Discover Wilson, NC
Wilson, North Carolina is known for having some of the best barbecue on the East Coast and the largest antique district on the Eastern Seaboard with more than 350,000 square feet of antiques. A town of historic charm, grace and pride and a huge arts community, Wilson has 250 active artists, a very active Arts Center and a Cultural Center that features more than 16 performances annually.
In the spring each year Wilson celebrates its Theatre of the American South which spotlights fine Southern plays. This annual spring festival features two plays in repertory, as well as culinary demonstrations, a speaker series, a dinner theater production, and musical performances showcasing the richness of the Southern way of life.

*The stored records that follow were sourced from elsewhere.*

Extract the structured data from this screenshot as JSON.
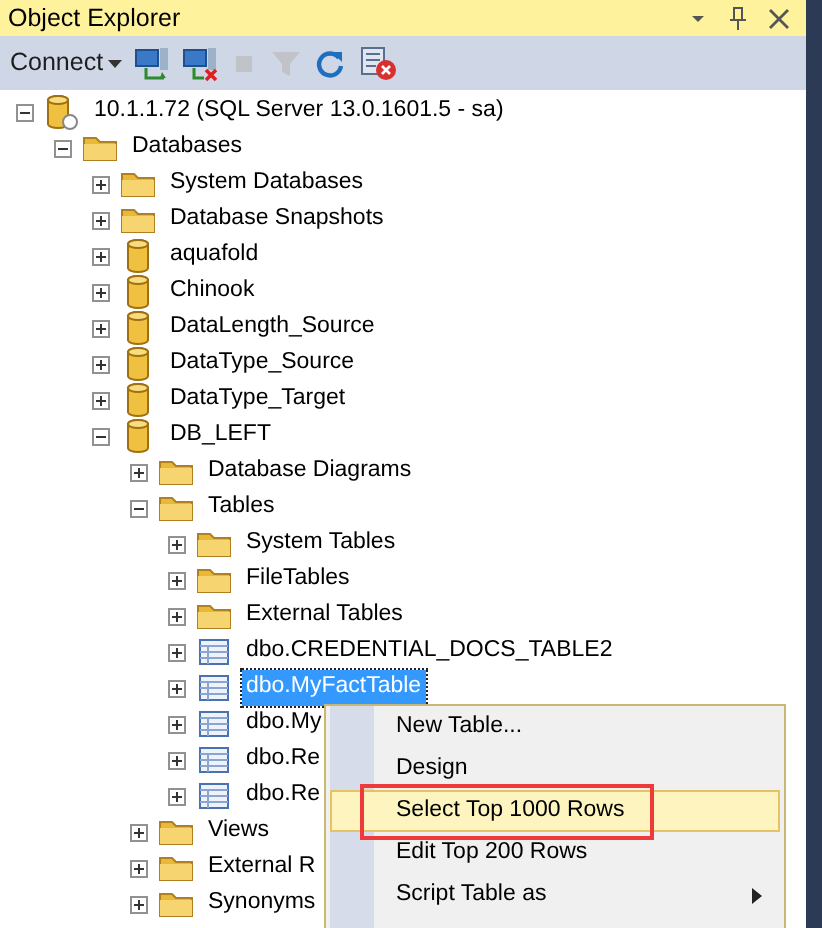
{
  "window": {
    "title": "Object Explorer"
  },
  "toolbar": {
    "connect_label": "Connect",
    "buttons": [
      {
        "kind": "connect",
        "disabled": false
      },
      {
        "kind": "disconnect",
        "disabled": false
      },
      {
        "kind": "stop",
        "disabled": true
      },
      {
        "kind": "filter",
        "disabled": true
      },
      {
        "kind": "refresh",
        "disabled": false
      },
      {
        "kind": "activity",
        "disabled": false
      }
    ]
  },
  "tree": [
    {
      "kind": "server",
      "label": "10.1.1.72 (SQL Server 13.0.1601.5 - sa)",
      "expanded": true,
      "selected": false,
      "children": [
        {
          "kind": "folder",
          "label": "Databases",
          "expanded": true,
          "selected": false,
          "children": [
            {
              "kind": "folder",
              "label": "System Databases",
              "expanded": false,
              "selected": false
            },
            {
              "kind": "folder",
              "label": "Database Snapshots",
              "expanded": false,
              "selected": false
            },
            {
              "kind": "database",
              "label": "aquafold",
              "expanded": false,
              "selected": false
            },
            {
              "kind": "database",
              "label": "Chinook",
              "expanded": false,
              "selected": false
            },
            {
              "kind": "database",
              "label": "DataLength_Source",
              "expanded": false,
              "selected": false
            },
            {
              "kind": "database",
              "label": "DataType_Source",
              "expanded": false,
              "selected": false
            },
            {
              "kind": "database",
              "label": "DataType_Target",
              "expanded": false,
              "selected": false
            },
            {
              "kind": "database",
              "label": "DB_LEFT",
              "expanded": true,
              "selected": false,
              "children": [
                {
                  "kind": "folder",
                  "label": "Database Diagrams",
                  "expanded": false,
                  "selected": false
                },
                {
                  "kind": "folder",
                  "label": "Tables",
                  "expanded": true,
                  "selected": false,
                  "children": [
                    {
                      "kind": "folder",
                      "label": "System Tables",
                      "expanded": false,
                      "selected": false
                    },
                    {
                      "kind": "folder",
                      "label": "FileTables",
                      "expanded": false,
                      "selected": false
                    },
                    {
                      "kind": "folder",
                      "label": "External Tables",
                      "expanded": false,
                      "selected": false
                    },
                    {
                      "kind": "table",
                      "label": "dbo.CREDENTIAL_DOCS_TABLE2",
                      "expanded": false,
                      "selected": false
                    },
                    {
                      "kind": "table",
                      "label": "dbo.MyFactTable",
                      "expanded": false,
                      "selected": true
                    },
                    {
                      "kind": "table",
                      "label": "dbo.My",
                      "expanded": false,
                      "selected": false
                    },
                    {
                      "kind": "table",
                      "label": "dbo.Re",
                      "expanded": false,
                      "selected": false
                    },
                    {
                      "kind": "table",
                      "label": "dbo.Re",
                      "expanded": false,
                      "selected": false
                    }
                  ]
                },
                {
                  "kind": "folder",
                  "label": "Views",
                  "expanded": false,
                  "selected": false
                },
                {
                  "kind": "folder",
                  "label": "External R",
                  "expanded": false,
                  "selected": false
                },
                {
                  "kind": "folder",
                  "label": "Synonyms",
                  "expanded": false,
                  "selected": false
                }
              ]
            }
          ]
        }
      ]
    }
  ],
  "context_menu": {
    "items": [
      {
        "label": "New Table...",
        "selected": false,
        "submenu": false
      },
      {
        "label": "Design",
        "selected": false,
        "submenu": false
      },
      {
        "label": "Select Top 1000 Rows",
        "selected": true,
        "submenu": false
      },
      {
        "label": "Edit Top 200 Rows",
        "selected": false,
        "submenu": false
      },
      {
        "label": "Script Table as",
        "selected": false,
        "submenu": true
      }
    ]
  }
}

One local performer who has great attention is Vollis Simpson. A folk artist, Simpson started making and erecting his whimsical, moveable art structures in the early 1980s. The first of his moveable art pieces were placed on his farm just off Wiggins Mill Road in Lucama, NC. He has been featured in numerous magazines, books, newspapers and publications from all over the world. In 1997 the Wilson Visitors Bureau started promoting this attraction as the “Whirligigs”. His work has been filmed for segments on UNC Public TV, the Farmers Almanac and others. There is even a restaurant in Baltimore that featured a “Whirligig” pie in his honor.
Vollis’s Whirligigs can been seen throughout the south. There are four sculptures permanently erected in Atlanta at the intersection of Courtland Avenue & McGill Street. These sculptures were used at the 1996 Olympic Games. The North Carolina Museum of Art has a 50 foot sculpture, and in downtown Raleigh two blocks from the Exploris are several sculptures.
His work can be seen at the Inner Harbor at the Visionary Art Museum in Baltimore, Maryland. The Fearrington Village in Pittsboro, NC has several “Whirligigs” on their property and has a shop called “Whirligigs” Kids. There is a “Whirligig” at the Tobacco Farm Life Museum in Kenly, NC, and at the Wilson Rose Garden.
Wilson is also known as the “City of Beautiful Trees.” Visitors can stroll tree-lined streets of historic districts in downtown Wilson and purchase works by local artists at the Wilson Arts Center, Barton College Art Museum or The North Star Gallery and enjoy a theatrical performance at the Edna Boykin Cultural Center.
Excitement and discovery awaits both children and adults at the Imagination Station Science Museum where guests can race a cheetah, play a harp with invisible strings, or get eye-to-eye with a boa constrictor.
added: December 22, 2008
updated: December 22, 2008